That leads to the question: Whose job is it to prosecute these threats? As a former prosecutor, Rep. Katherine Clark seems to feel this is the jurisdiction of the FBI. But among the FBI’s 15,000 agents that are funded through your tax dollars and mine, there doesn’t seem to be any division specifically tasked with prosecuting these crimes.
There should be. Gamergate has grown into a hate group that threatens the stability of the $60 billion a year game industry. They stopped the women of my company, Giant Spacekat, from showing our upcoming game Revolution 60 at PAX East.
The problem is that law enforcement has no idea how to react to these crimes.
The FBI is tasked with prosecuting domestic terrorism. Tech journalist Peter Cohen quite correctly called the actions of Gamergate “emotional terrorism,” the idea being to intimidate, bully and silence anyone speaking out for diversity in games until they quit. It’s a playbook they’ve run on countless women now.
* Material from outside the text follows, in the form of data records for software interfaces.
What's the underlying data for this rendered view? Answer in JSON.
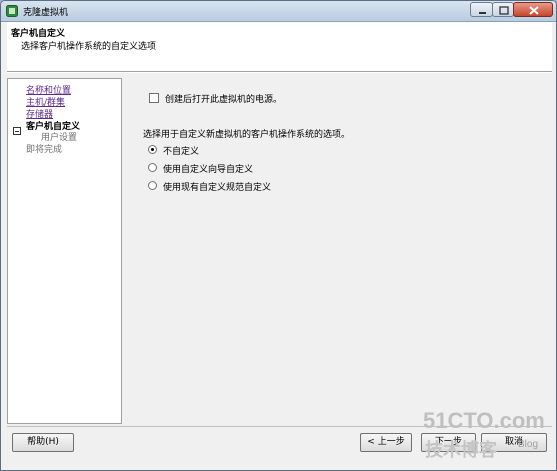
{
  "window": {
    "title": "克隆虚拟机"
  },
  "header": {
    "title": "客户机自定义",
    "subtitle": "选择客户机操作系统的自定义选项"
  },
  "nav": {
    "items": [
      {
        "label": "名称和位置",
        "state": "link"
      },
      {
        "label": "主机/群集",
        "state": "link"
      },
      {
        "label": "存储器",
        "state": "link"
      },
      {
        "label": "客户机自定义",
        "state": "current"
      },
      {
        "label": "用户设置",
        "state": "sub"
      },
      {
        "label": "即将完成",
        "state": "pending"
      }
    ]
  },
  "main": {
    "power_on_label": "创建后打开此虚拟机的电源。",
    "power_on_checked": false,
    "question": "选择用于自定义新虚拟机的客户机操作系统的选项。",
    "options": [
      {
        "label": "不自定义",
        "selected": true
      },
      {
        "label": "使用自定义向导自定义",
        "selected": false
      },
      {
        "label": "使用现有自定义规范自定义",
        "selected": false
      }
    ]
  },
  "footer": {
    "help_label": "帮助(H)",
    "back_label": "< 上一步",
    "next_label": "下一步",
    "cancel_label": "取消"
  },
  "watermark": {
    "site": "51CTO.com",
    "tagline": "技术博客",
    "blog": "Blog"
  }
}
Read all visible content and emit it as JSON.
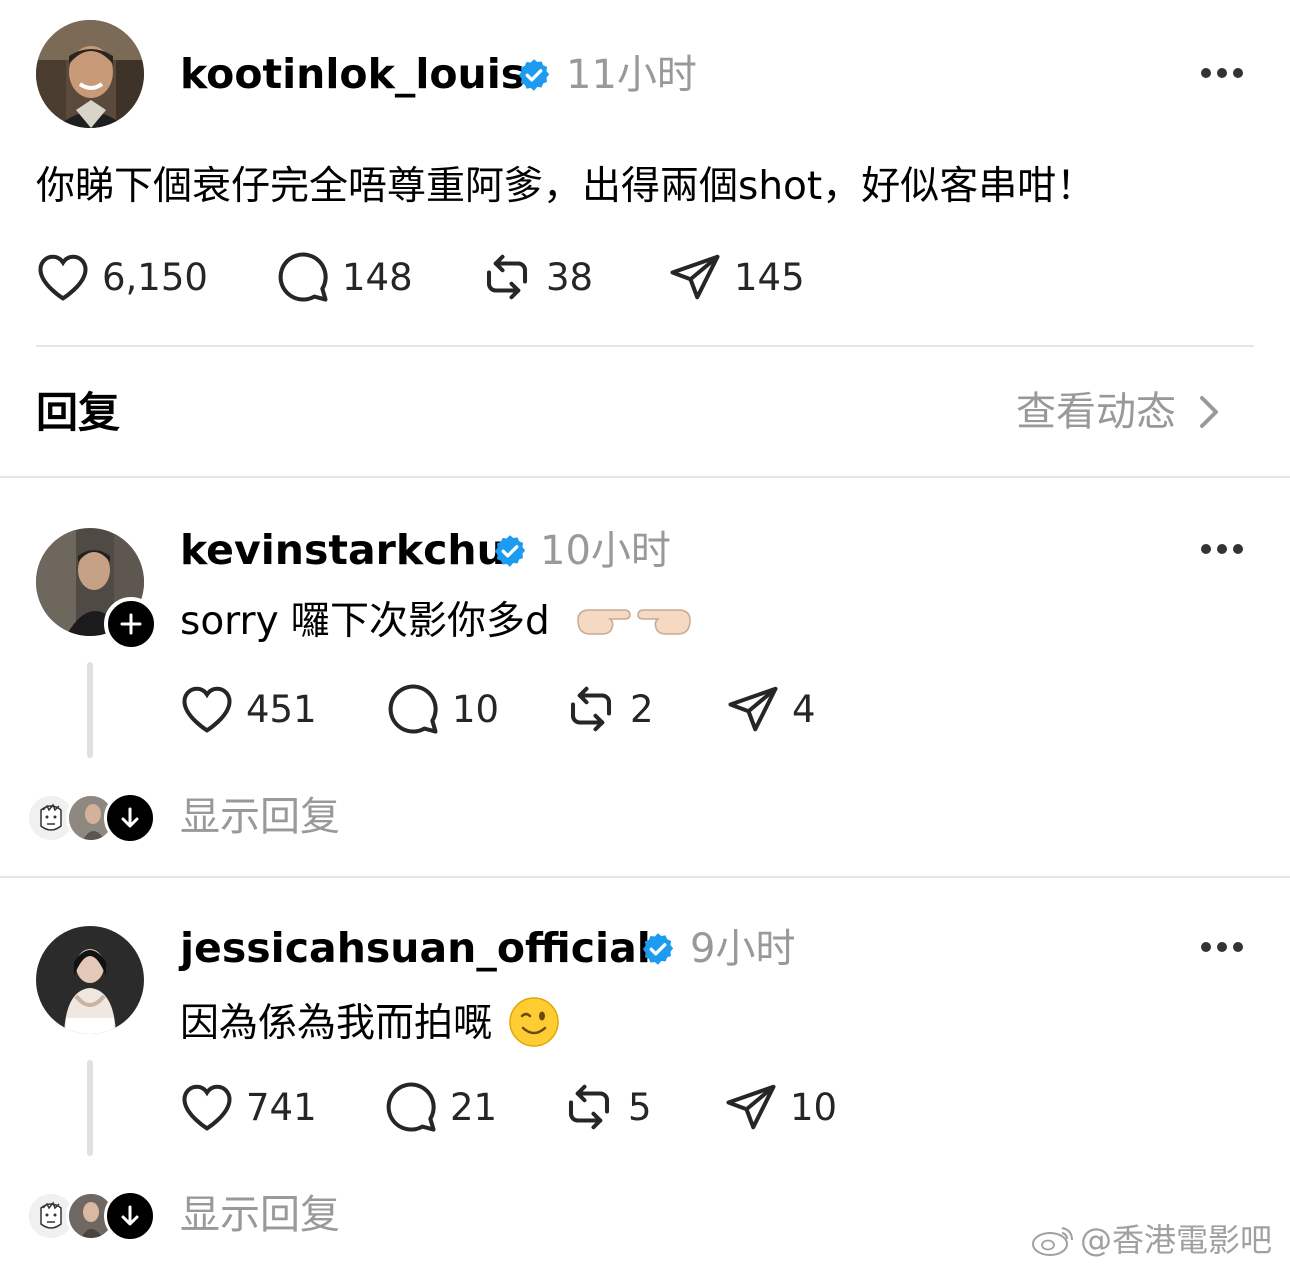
{
  "post": {
    "username": "kootinlok_louis",
    "time": "11小时",
    "text": "你睇下個衰仔完全唔尊重阿爹，出得兩個shot，好似客串咁！",
    "likes": "6,150",
    "comments": "148",
    "reposts": "38",
    "shares": "145",
    "icons": {
      "avatar": "avatar",
      "verified": "verified-badge-icon",
      "more": "more-options-icon",
      "like": "heart-icon",
      "comment": "comment-icon",
      "repost": "repost-icon",
      "share": "send-icon"
    }
  },
  "replies_header": {
    "title": "回复",
    "activity_link": "查看动态"
  },
  "replies": [
    {
      "username": "kevinstarkchu",
      "time": "10小时",
      "text": "sorry 囉下次影你多d",
      "emoji": "👉🏻👈🏻",
      "likes": "451",
      "comments": "10",
      "reposts": "2",
      "shares": "4",
      "show_replies": "显示回复"
    },
    {
      "username": "jessicahsuan_official",
      "time": "9小时",
      "text": "因為係為我而拍嘅",
      "emoji": "😉",
      "likes": "741",
      "comments": "21",
      "reposts": "5",
      "shares": "10",
      "show_replies": "显示回复"
    }
  ],
  "watermark": "@香港電影吧",
  "colors": {
    "accent": "#1d9bf0",
    "muted": "#999999",
    "divider": "#e6e6e6"
  }
}
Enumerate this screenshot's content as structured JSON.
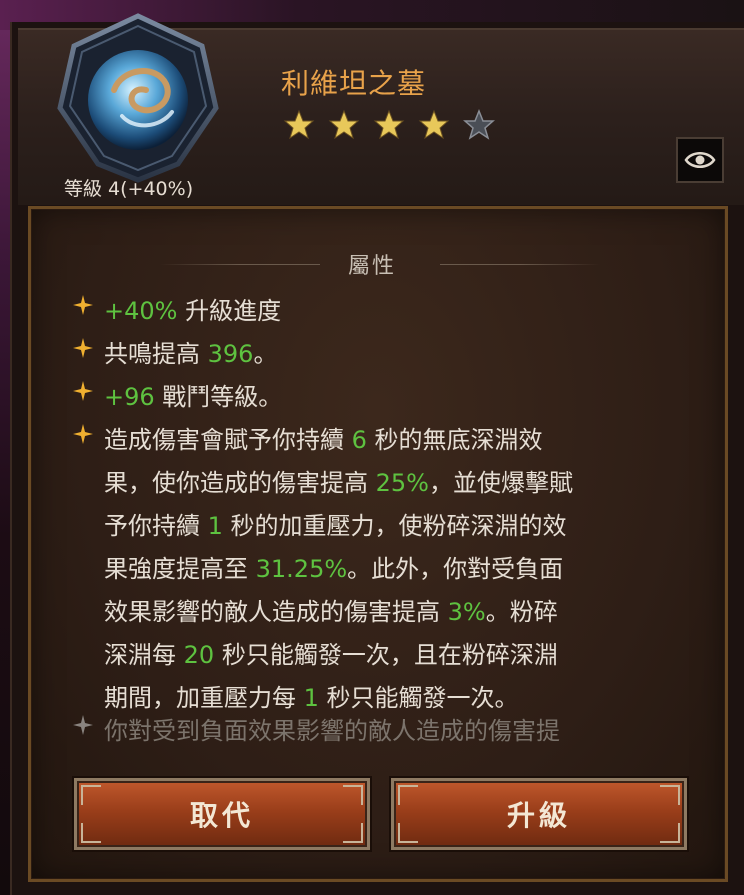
{
  "header": {
    "name": "利維坦之墓",
    "level": "等級 4(+40%)",
    "stars_filled": 4,
    "stars_total": 5,
    "icon": "eye-icon"
  },
  "section": {
    "title": "屬性"
  },
  "affixes": [
    {
      "parts": [
        {
          "t": "+40%",
          "g": true
        },
        {
          "t": " 升級進度",
          "g": false
        }
      ]
    },
    {
      "parts": [
        {
          "t": "共鳴提高 ",
          "g": false
        },
        {
          "t": "396",
          "g": true
        },
        {
          "t": "。",
          "g": false
        }
      ]
    },
    {
      "parts": [
        {
          "t": "+96",
          "g": true
        },
        {
          "t": " 戰鬥等級。",
          "g": false
        }
      ]
    },
    {
      "lines": [
        [
          {
            "t": "造成傷害會賦予你持續 ",
            "g": false
          },
          {
            "t": "6",
            "g": true
          },
          {
            "t": " 秒的無底深淵效",
            "g": false
          }
        ],
        [
          {
            "t": "果，使你造成的傷害提高 ",
            "g": false
          },
          {
            "t": "25%",
            "g": true
          },
          {
            "t": "，並使爆擊賦",
            "g": false
          }
        ],
        [
          {
            "t": "予你持續 ",
            "g": false
          },
          {
            "t": "1",
            "g": true
          },
          {
            "t": " 秒的加重壓力，使粉碎深淵的效",
            "g": false
          }
        ],
        [
          {
            "t": "果強度提高至 ",
            "g": false
          },
          {
            "t": "31.25%",
            "g": true
          },
          {
            "t": "。此外，你對受負面",
            "g": false
          }
        ],
        [
          {
            "t": "效果影響的敵人造成的傷害提高 ",
            "g": false
          },
          {
            "t": "3%",
            "g": true
          },
          {
            "t": "。粉碎",
            "g": false
          }
        ],
        [
          {
            "t": "深淵每 ",
            "g": false
          },
          {
            "t": "20",
            "g": true
          },
          {
            "t": " 秒只能觸發一次，且在粉碎深淵",
            "g": false
          }
        ],
        [
          {
            "t": "期間，加重壓力每 ",
            "g": false
          },
          {
            "t": "1",
            "g": true
          },
          {
            "t": " 秒只能觸發一次。",
            "g": false
          }
        ]
      ]
    }
  ],
  "inactive_affix": "你對受到負面效果影響的敵人造成的傷害提",
  "buttons": {
    "replace": "取代",
    "upgrade": "升級"
  },
  "colors": {
    "title": "#e8a24a",
    "highlight": "#5ec240",
    "button": "#9a3e1a",
    "frame": "#6a4a24"
  }
}
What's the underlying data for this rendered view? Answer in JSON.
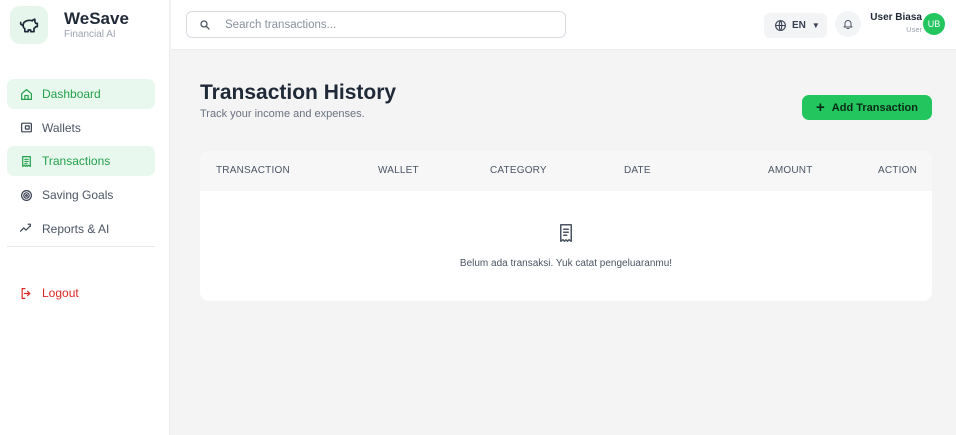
{
  "brand": {
    "name": "WeSave",
    "subtitle": "Financial AI"
  },
  "sidebar": {
    "items": [
      {
        "label": "Dashboard",
        "icon": "home-icon",
        "active": true
      },
      {
        "label": "Wallets",
        "icon": "wallet-icon",
        "active": false
      },
      {
        "label": "Transactions",
        "icon": "receipt-icon",
        "active": true
      },
      {
        "label": "Saving Goals",
        "icon": "target-icon",
        "active": false
      },
      {
        "label": "Reports & AI",
        "icon": "chart-line-icon",
        "active": false
      }
    ],
    "logout_label": "Logout"
  },
  "topbar": {
    "search_placeholder": "Search transactions...",
    "search_value": "",
    "language": "EN",
    "user_name": "User Biasa",
    "user_role": "User",
    "avatar_initials": "UB"
  },
  "main": {
    "title": "Transaction History",
    "subtitle": "Track your income and expenses.",
    "add_button_label": "Add Transaction",
    "columns": [
      "TRANSACTION",
      "WALLET",
      "CATEGORY",
      "DATE",
      "AMOUNT",
      "ACTION"
    ],
    "empty_message": "Belum ada transaksi. Yuk catat pengeluaranmu!"
  },
  "colors": {
    "accent": "#22c55e",
    "accent_text": "#22a04b",
    "active_bg": "#e9f8ee",
    "danger": "#dc2626",
    "background": "#f4f4f5"
  }
}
After Representative Clark met with the FBI, she called their reaction “disappointing,” but there’s a glimmer of hope on my side. Since that meeting, the FBI has massively stepped up communication with me. They tell me to be patient, as these cases take time to build.
Prosecuting Gamergate is not about justice for me or the women of Giant Spacekat. It’s about introducing consequences into the equation for men that treat harassing women like a game. In Grand Theft Auto, if you threaten to murder someone, police will pursue you, you’ll get “busted,” and lose $100.
It’s sad when Grand Theft Auto has more consequences for criminal behavior than real life.
Photo via Elvert Barnes/Flickr (CC BY 2.0)